Four growths were classified “Premier Grand Cru Classé”; only Margaux was marked twenty out of twenty. This classification, which maintains its validity today, confirmed the qualitative hierarchy illustrated by the great price differences that had been practiced on the world market for a long time. In the XVIII century, the “first growths” were already being sold at twice the price of the “second growths”. Moreover, the 1855 classification succeeded over other more informal classification attempts like that of Thomas Jefferson in the XVIII century. Under the Second Empire, there’s little to say other than Bordeaux experienced a truly golden age, thanks to the building of a railway to Paris, but also thanks to the rapid expansion of commerce, facilitated by the agreements of free exchange inspired by the liberal ideas of the Emperor.

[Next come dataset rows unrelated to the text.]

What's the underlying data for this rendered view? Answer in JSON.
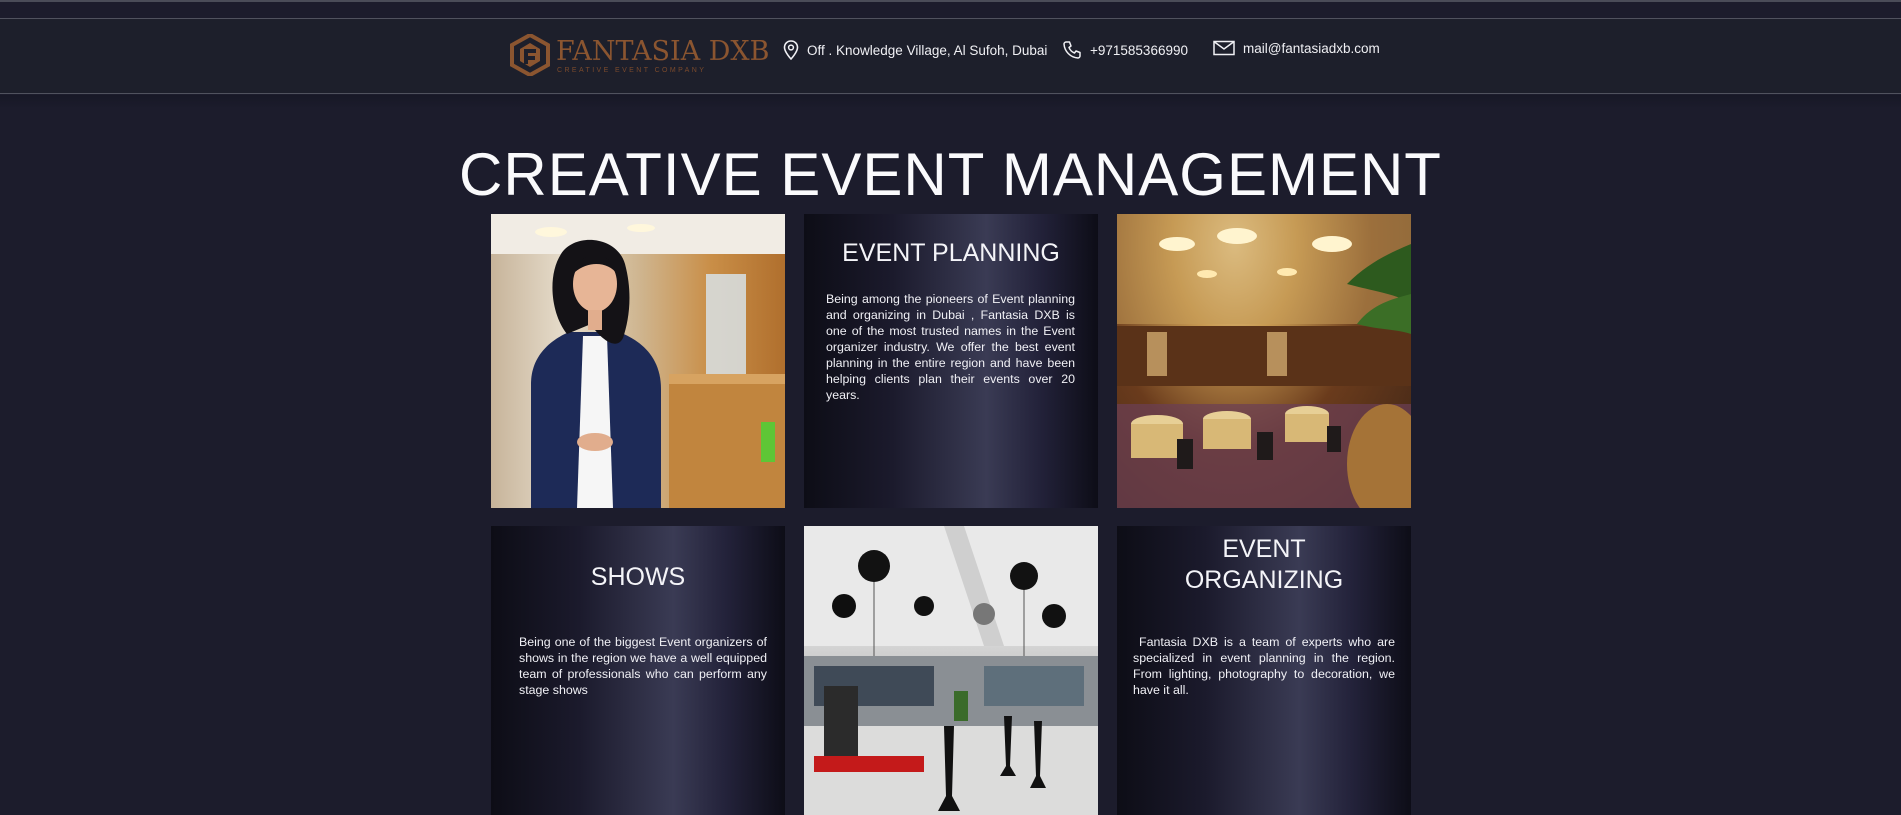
{
  "header": {
    "logo": {
      "name": "FANTASIA DXB",
      "tagline": "CREATIVE EVENT COMPANY"
    },
    "address": "Off . Knowledge Village, Al Sufoh, Dubai",
    "phone": "+971585366990",
    "email": "mail@fantasiadxb.com",
    "icons": [
      "location-pin-icon",
      "phone-icon",
      "envelope-icon"
    ]
  },
  "main": {
    "title": "CREATIVE EVENT MANAGEMENT",
    "cards": [
      {
        "heading": "EVENT PLANNING",
        "text": "Being among the pioneers of Event planning and organizing in Dubai , Fantasia DXB is one of the most trusted names in the Event organizer industry. We offer the best event planning in the entire region and have been helping clients plan their events over 20 years."
      },
      {
        "heading": "SHOWS",
        "text": "Being one of the biggest Event organizers of shows in the region we have a well equipped team of professionals who can perform any stage shows"
      },
      {
        "heading": "EVENT ORGANIZING",
        "text": " Fantasia DXB is a team of experts who are specialized in event planning in the region. From lighting, photography to decoration, we have it all."
      }
    ]
  },
  "colors": {
    "background": "#1c1c2c",
    "header": "#1d1f2b",
    "logo": "#8b5530",
    "text": "#f2f2f6"
  }
}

It’s certain that Napoléon III had a lot to do with the upturn of Bordeaux viticulture.

TWO CENTURIES OF ARCHITECTURE IN TRIBUTE TO A GREAT WINE Château Margaux’s history and renown stem equally from the intrinsic genius of the place as from the contributions made by the various people who have served it for five centuries. But there has probably not been an owner who has played such a decisive role, in such a short time, as André Mentzelopoulos, who purchased the Estate in 1977 and who would have been 100 years old today.
200 years ago, the Marquis de la Colonilla made his mark on the Estate through the construction, in honour of the wine, of a great architectural legacy inspired by Ancient Greece. The architect Louis Combes designed the Château’s peristyle as a tribute to the Parthenon – my father felt so much pride and joy at the sight of these Ionic columns which reminded him of his beloved Greece. Over 160 years later, my father in turn took the necessary steps to reclaim, in barely three years, the prestige that Château Margaux had lost during the long crisis that had struck Bordeaux’s wines.

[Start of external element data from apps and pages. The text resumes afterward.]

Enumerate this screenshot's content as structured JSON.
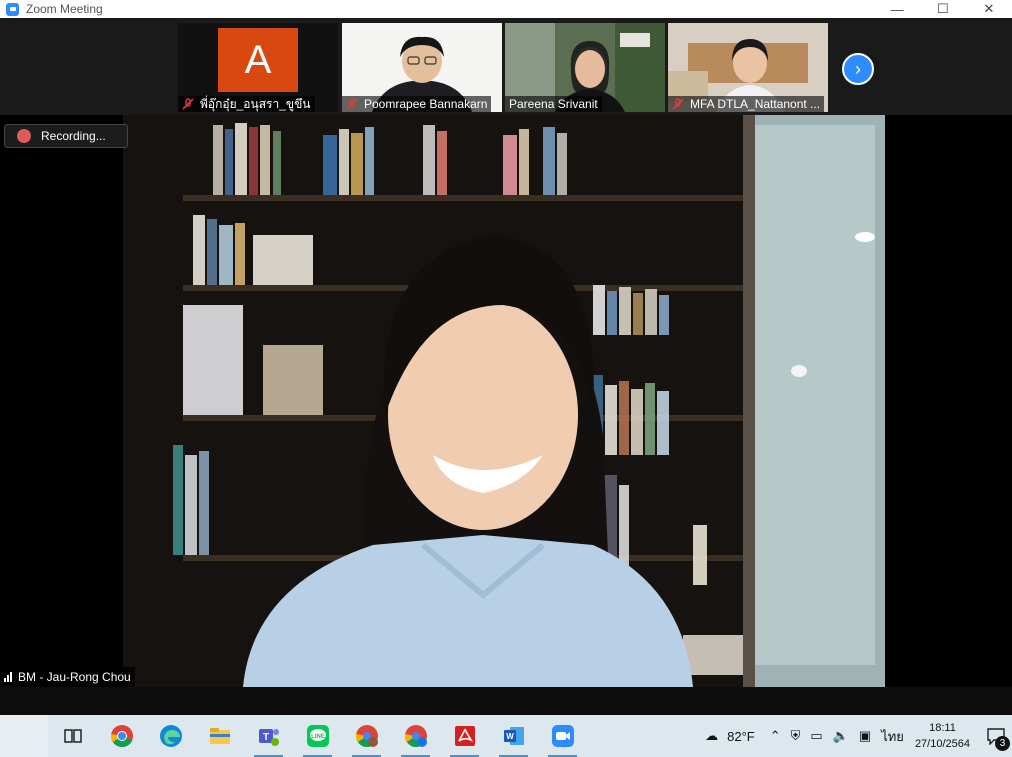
{
  "window": {
    "title": "Zoom Meeting"
  },
  "participants": [
    {
      "name": "พี่อุ๊กอุ๋ย_อนุสรา_ขูขึน",
      "muted": true,
      "avatar_letter": "A",
      "avatar_color": "#d8480f"
    },
    {
      "name": "Poomrapee Bannakarn",
      "muted": true
    },
    {
      "name": "Pareena Srivanit",
      "muted": false
    },
    {
      "name": "MFA DTLA_Nattanont ...",
      "muted": true
    }
  ],
  "recording": {
    "label": "Recording..."
  },
  "active_speaker": {
    "name": "BM - Jau-Rong Chou"
  },
  "colors": {
    "zoom_blue": "#2d8cff",
    "mute_red": "#e23b3b",
    "taskbar_bg": "#dce8ee"
  },
  "taskbar": {
    "apps": [
      {
        "icon": "task-view-icon"
      },
      {
        "icon": "chrome-icon"
      },
      {
        "icon": "edge-icon"
      },
      {
        "icon": "file-explorer-icon"
      },
      {
        "icon": "teams-icon"
      },
      {
        "icon": "line-icon"
      },
      {
        "icon": "chrome-profile-l-icon"
      },
      {
        "icon": "chrome-profile-a-icon"
      },
      {
        "icon": "acrobat-icon"
      },
      {
        "icon": "word-icon"
      },
      {
        "icon": "zoom-icon"
      }
    ],
    "weather": {
      "temp": "82°F"
    },
    "language": "ไทย",
    "clock": {
      "time": "18:11",
      "date": "27/10/2564"
    },
    "notifications": {
      "count": "3"
    }
  }
}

TODAY At the beginning of the XXI century, Bordeaux wines are experiencing unprecedented success. The whole world seems to have their eyes riveted on Bordeaux, where the demand for these great wines never stops growing. This prosperity, as well as the rapid expansion of other regions in the world, has placed Château Margaux in a more competitive climate, and also allowed the underlining of its unique position: that of a First Growth classified in 1855, enjoying a terroir that has been shaped by the passing centuries.
But there is no room for it to rest on its laurels – it would be tedious to enumerate all the investments carried out in the property since 1977. It’s about being at the top of its inheritance, but never ceasing to question in order to improve and perfect that which can still be done, in acknowledgement of the heritage of Château Margaux.

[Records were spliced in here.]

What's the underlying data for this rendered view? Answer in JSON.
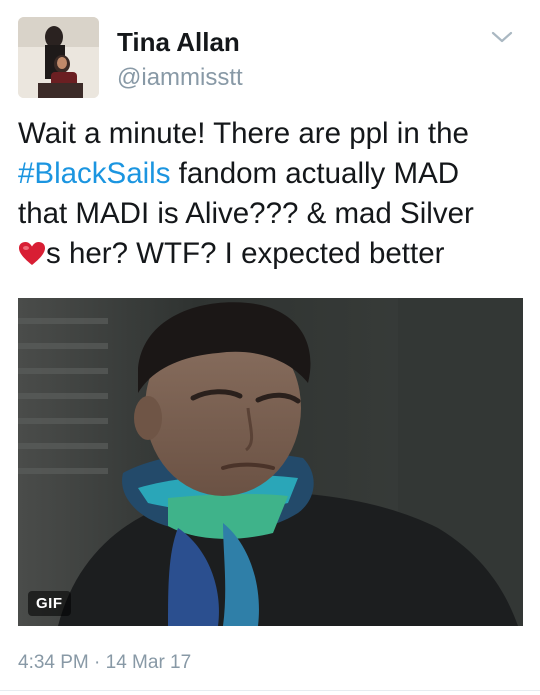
{
  "user": {
    "display_name": "Tina Allan",
    "handle": "@iammisstt",
    "avatar": "profile-photo"
  },
  "menu": {
    "icon": "chevron-down-icon"
  },
  "tweet": {
    "line1": "Wait a minute! There are ppl in the",
    "hashtag": "#BlackSails",
    "line2_rest": " fandom actually MAD",
    "line3": "that MADI is Alive???  & mad Silver",
    "heart_icon": "red-heart-emoji",
    "line4_rest": "s her? WTF? I expected better"
  },
  "media": {
    "badge": "GIF"
  },
  "meta": {
    "timestamp": "4:34 PM · 14 Mar 17"
  },
  "colors": {
    "hashtag": "#1b95e0",
    "secondary_text": "#8899a6",
    "heart": "#d81e34"
  }
}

The commercialisation, in 2013, of a third wine in order to improve further the quality of our first and second wines, the numerous trials that have been carried out over the last ten years, by our Research and Development department, in particular the observation of the response of the vines and the wine to biodynamics, and the establishment of an authentication system for our bottles are all examples of recent progress, worthy of the history of Château Margaux whilst ceaselessly progressing so as never to disappoint the enthusiasts of the whole world.